It’s easier said than done, but don’t sweat the small stuff. Your happiness is contagious for your elderly loved ones, but so is your stress. Focus on putting people over perfection when holiday planning with your elderly loved one, whether that’s cooking, giving gifts, or even traveling. Try to make it as easy as possible for your family to reach you if you’re hosting a holiday dinner, and if your elderly loved one is hosting, offer to cook at his or her place to keep stress at a minimum . Prepare your elderly loved one’s favorite meals and baked goods (with love and a smile, of course) and leave plenty of nutritious leftovers. After all, everyone loves Christmas cookies—no matter how simple they are, they’re always delicious!
Nothing says “holidays” like snowmen, colorful ornaments, and lights. If your loved one has trouble getting around, ask where he or she would like the tree or menorah and which ornaments should go where. You’ll want all the decor to be easily visible to your family member when he or she is seated and looking around the room. Put on happy holiday music while decorating and sing your favorite holiday tunes. Include your loved one (and the kids!) in as much of the decorating as possible, but be aware of their limitations and tendency to tire easily. If he or she is unable to help with decorating, find other ways for him or her to participate in the festivities. For example, your loved one can help you decide which wrapping paper to use or help cut sugar cookies.
Do your best to be empathetic when holiday planning with your elderly loved one, even if your loved one is negative or forgetful. Your loved ones need someone to talk to and to make them feel loved, not like burdens.
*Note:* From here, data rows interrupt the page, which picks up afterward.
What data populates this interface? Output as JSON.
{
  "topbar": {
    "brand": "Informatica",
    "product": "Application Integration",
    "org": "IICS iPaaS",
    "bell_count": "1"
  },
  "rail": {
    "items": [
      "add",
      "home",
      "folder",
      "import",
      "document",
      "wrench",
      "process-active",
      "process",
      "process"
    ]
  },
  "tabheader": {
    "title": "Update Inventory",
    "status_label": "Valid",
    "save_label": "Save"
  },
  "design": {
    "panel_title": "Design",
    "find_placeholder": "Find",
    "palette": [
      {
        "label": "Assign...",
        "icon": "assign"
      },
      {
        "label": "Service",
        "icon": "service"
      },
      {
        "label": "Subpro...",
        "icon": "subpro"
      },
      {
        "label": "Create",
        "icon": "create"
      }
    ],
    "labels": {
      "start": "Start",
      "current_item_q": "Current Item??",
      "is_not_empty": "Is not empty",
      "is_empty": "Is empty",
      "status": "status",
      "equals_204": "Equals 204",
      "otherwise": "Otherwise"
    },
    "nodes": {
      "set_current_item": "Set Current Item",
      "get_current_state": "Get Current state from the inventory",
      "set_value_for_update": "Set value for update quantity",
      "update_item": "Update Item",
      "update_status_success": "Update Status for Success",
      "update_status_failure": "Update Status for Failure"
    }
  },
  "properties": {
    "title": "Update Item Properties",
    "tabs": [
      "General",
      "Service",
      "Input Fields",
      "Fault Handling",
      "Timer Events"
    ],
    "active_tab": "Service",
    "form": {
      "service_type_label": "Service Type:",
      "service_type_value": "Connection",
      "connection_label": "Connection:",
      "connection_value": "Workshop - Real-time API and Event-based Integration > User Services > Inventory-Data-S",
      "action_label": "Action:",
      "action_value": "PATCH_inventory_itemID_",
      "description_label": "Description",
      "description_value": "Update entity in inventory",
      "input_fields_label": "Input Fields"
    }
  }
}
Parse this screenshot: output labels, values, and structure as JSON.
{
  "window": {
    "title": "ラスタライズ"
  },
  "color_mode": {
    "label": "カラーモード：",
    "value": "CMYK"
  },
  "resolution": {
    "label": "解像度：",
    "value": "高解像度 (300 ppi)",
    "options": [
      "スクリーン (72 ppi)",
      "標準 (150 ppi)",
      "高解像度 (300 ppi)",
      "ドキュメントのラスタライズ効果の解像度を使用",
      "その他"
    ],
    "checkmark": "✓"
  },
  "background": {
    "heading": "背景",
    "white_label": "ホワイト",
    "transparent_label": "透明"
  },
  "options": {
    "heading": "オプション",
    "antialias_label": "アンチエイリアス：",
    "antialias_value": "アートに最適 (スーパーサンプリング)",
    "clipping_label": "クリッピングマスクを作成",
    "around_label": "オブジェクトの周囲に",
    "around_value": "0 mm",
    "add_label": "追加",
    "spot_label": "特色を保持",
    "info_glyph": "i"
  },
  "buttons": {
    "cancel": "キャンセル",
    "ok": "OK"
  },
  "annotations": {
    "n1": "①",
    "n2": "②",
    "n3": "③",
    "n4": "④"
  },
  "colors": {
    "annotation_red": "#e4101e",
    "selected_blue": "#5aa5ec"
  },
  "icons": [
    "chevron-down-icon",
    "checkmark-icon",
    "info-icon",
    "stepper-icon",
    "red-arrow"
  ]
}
This can be really challenging, especially if you’re an exhausted caretaker and have trouble hiding your own fatigue. But when you think you’ve run out of patience, keep searching for a little more. Get out the old scrapbooks, and reminisce about the good old days. Ask your family member about any cards or phone calls he or she has received this holiday season. Your time and genuine presence is the best gift in the world to them.
The holidays are a busy time, and there is nothing wrong with calling in family or friends for
backup so you can shop on your own, get a massage, or go on a date with your spouse. Being a caregiver is a beautiful calling, but you can’t forget about the others in your life—or yourself. Taking a quick breather will allow you to enjoy the most wonderful time of the year and help rejuvenate you to come back and be the best caregiver you can be.
For more information about how you can continue caring for an elderly family member, contact Angel’s Senior Home Solutions for the assistance and support your need.